**WHAT YOU ARE ASKED TO DO**. Pictures aside, copy exactly the lines running from the one with "What's the underlying" to the end of the records.

**SUPPLIED MATERIAL**.
════════════════
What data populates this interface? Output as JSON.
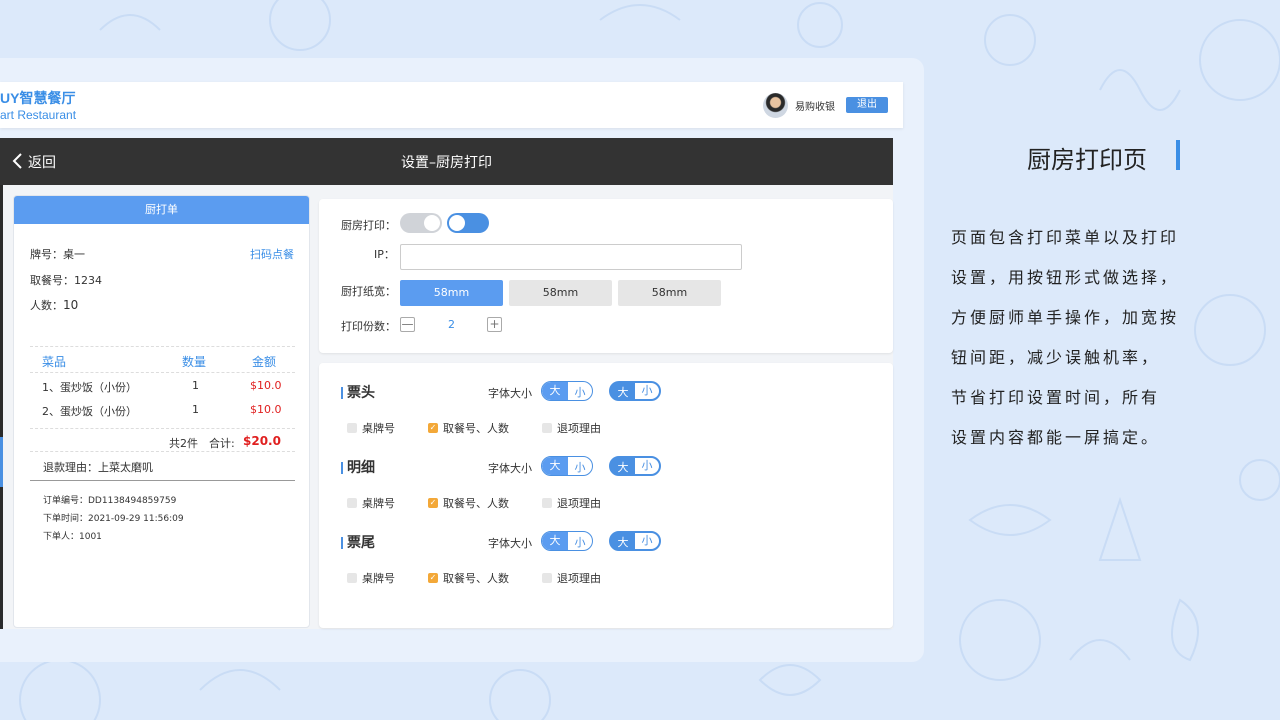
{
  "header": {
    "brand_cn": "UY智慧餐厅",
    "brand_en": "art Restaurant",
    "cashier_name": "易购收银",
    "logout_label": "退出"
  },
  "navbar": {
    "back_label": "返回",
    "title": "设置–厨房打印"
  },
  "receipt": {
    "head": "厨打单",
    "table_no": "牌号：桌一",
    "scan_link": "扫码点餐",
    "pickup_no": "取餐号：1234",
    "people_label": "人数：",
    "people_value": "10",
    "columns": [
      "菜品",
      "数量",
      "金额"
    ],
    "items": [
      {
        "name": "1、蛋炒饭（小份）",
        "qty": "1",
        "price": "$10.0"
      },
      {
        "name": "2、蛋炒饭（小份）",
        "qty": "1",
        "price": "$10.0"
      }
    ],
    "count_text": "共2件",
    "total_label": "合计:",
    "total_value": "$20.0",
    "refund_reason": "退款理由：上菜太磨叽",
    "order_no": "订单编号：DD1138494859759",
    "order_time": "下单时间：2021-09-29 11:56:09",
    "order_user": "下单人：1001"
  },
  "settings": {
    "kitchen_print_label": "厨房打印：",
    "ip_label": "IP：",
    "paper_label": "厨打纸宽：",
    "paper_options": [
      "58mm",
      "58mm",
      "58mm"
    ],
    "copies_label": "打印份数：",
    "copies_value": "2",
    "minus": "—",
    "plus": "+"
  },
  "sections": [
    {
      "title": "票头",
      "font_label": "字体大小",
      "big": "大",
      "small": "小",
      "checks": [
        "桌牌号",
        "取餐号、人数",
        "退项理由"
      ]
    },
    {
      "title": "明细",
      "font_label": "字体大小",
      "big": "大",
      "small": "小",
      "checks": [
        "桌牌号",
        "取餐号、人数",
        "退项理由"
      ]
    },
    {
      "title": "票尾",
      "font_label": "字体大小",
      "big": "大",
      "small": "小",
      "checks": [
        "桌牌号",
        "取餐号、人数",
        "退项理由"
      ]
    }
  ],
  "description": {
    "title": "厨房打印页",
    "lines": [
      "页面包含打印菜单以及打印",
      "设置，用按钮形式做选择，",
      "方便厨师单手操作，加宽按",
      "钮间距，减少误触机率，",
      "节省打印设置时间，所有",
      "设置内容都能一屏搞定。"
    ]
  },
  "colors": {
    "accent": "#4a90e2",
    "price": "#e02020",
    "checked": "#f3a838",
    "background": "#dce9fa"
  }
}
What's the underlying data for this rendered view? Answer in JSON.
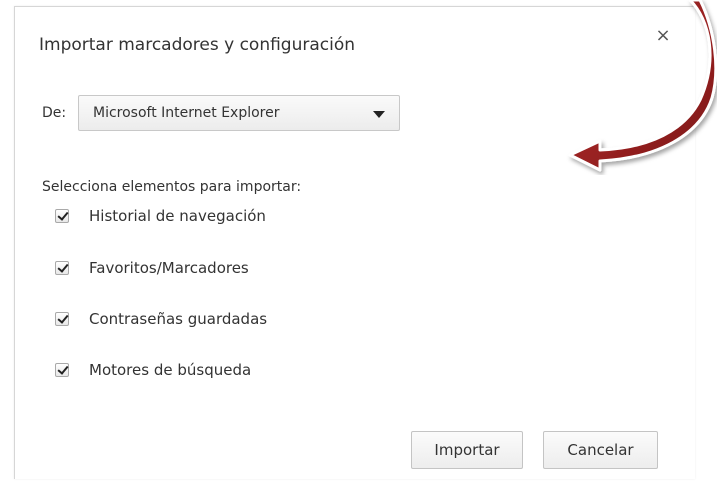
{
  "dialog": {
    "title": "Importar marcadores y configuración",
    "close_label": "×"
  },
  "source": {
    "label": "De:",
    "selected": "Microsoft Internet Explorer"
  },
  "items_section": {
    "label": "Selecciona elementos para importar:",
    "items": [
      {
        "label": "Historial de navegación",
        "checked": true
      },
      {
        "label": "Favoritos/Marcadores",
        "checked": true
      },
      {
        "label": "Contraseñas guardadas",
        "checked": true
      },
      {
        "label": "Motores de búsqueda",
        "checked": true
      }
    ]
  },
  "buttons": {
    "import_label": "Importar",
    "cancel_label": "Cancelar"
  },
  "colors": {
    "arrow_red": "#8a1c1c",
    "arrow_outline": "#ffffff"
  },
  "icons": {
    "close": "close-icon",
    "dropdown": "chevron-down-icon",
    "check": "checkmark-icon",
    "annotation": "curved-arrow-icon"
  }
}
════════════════
**OUTPUT BELOW**.
What's the underlying data for this rendered view? Answer in JSON.
{
  "dialog": {
    "title": "Importar marcadores y configuración",
    "close_label": "×"
  },
  "source": {
    "label": "De:",
    "selected": "Microsoft Internet Explorer"
  },
  "items_section": {
    "label": "Selecciona elementos para importar:",
    "items": [
      {
        "label": "Historial de navegación",
        "checked": true
      },
      {
        "label": "Favoritos/Marcadores",
        "checked": true
      },
      {
        "label": "Contraseñas guardadas",
        "checked": true
      },
      {
        "label": "Motores de búsqueda",
        "checked": true
      }
    ]
  },
  "buttons": {
    "import_label": "Importar",
    "cancel_label": "Cancelar"
  },
  "colors": {
    "arrow_red": "#8a1c1c",
    "arrow_outline": "#ffffff"
  },
  "icons": {
    "close": "close-icon",
    "dropdown": "chevron-down-icon",
    "check": "checkmark-icon",
    "annotation": "curved-arrow-icon"
  }
}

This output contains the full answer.